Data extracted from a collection
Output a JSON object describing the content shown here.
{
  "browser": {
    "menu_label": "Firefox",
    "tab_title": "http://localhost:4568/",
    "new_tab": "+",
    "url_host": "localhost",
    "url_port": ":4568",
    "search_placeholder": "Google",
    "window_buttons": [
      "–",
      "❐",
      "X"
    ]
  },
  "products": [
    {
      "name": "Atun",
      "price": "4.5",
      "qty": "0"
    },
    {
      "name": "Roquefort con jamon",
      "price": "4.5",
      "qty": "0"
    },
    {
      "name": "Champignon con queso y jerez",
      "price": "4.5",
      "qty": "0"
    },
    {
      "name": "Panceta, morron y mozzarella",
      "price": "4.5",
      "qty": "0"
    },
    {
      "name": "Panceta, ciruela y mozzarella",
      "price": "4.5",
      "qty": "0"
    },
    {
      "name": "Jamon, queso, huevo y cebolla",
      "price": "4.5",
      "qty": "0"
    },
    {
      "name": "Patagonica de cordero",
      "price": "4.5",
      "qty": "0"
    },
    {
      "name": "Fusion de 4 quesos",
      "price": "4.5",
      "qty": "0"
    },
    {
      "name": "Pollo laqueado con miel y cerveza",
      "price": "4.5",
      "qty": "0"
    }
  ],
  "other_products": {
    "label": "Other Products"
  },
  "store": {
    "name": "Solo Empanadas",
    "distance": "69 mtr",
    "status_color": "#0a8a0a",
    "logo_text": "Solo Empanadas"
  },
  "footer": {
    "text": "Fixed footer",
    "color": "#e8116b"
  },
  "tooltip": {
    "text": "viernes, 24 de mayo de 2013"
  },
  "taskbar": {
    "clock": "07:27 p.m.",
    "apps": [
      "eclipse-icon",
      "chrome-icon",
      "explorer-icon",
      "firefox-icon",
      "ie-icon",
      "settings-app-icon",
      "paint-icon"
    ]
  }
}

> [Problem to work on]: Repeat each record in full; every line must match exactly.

> [Solution below]:
Output a JSON object describing the content shown here.
{
  "browser": {
    "menu_label": "Firefox",
    "tab_title": "http://localhost:4568/",
    "new_tab": "+",
    "url_host": "localhost",
    "url_port": ":4568",
    "search_placeholder": "Google",
    "window_buttons": [
      "–",
      "❐",
      "X"
    ]
  },
  "products": [
    {
      "name": "Atun",
      "price": "4.5",
      "qty": "0"
    },
    {
      "name": "Roquefort con jamon",
      "price": "4.5",
      "qty": "0"
    },
    {
      "name": "Champignon con queso y jerez",
      "price": "4.5",
      "qty": "0"
    },
    {
      "name": "Panceta, morron y mozzarella",
      "price": "4.5",
      "qty": "0"
    },
    {
      "name": "Panceta, ciruela y mozzarella",
      "price": "4.5",
      "qty": "0"
    },
    {
      "name": "Jamon, queso, huevo y cebolla",
      "price": "4.5",
      "qty": "0"
    },
    {
      "name": "Patagonica de cordero",
      "price": "4.5",
      "qty": "0"
    },
    {
      "name": "Fusion de 4 quesos",
      "price": "4.5",
      "qty": "0"
    },
    {
      "name": "Pollo laqueado con miel y cerveza",
      "price": "4.5",
      "qty": "0"
    }
  ],
  "other_products": {
    "label": "Other Products"
  },
  "store": {
    "name": "Solo Empanadas",
    "distance": "69 mtr",
    "status_color": "#0a8a0a",
    "logo_text": "Solo Empanadas"
  },
  "footer": {
    "text": "Fixed footer",
    "color": "#e8116b"
  },
  "tooltip": {
    "text": "viernes, 24 de mayo de 2013"
  },
  "taskbar": {
    "clock": "07:27 p.m.",
    "apps": [
      "eclipse-icon",
      "chrome-icon",
      "explorer-icon",
      "firefox-icon",
      "ie-icon",
      "settings-app-icon",
      "paint-icon"
    ]
  }
}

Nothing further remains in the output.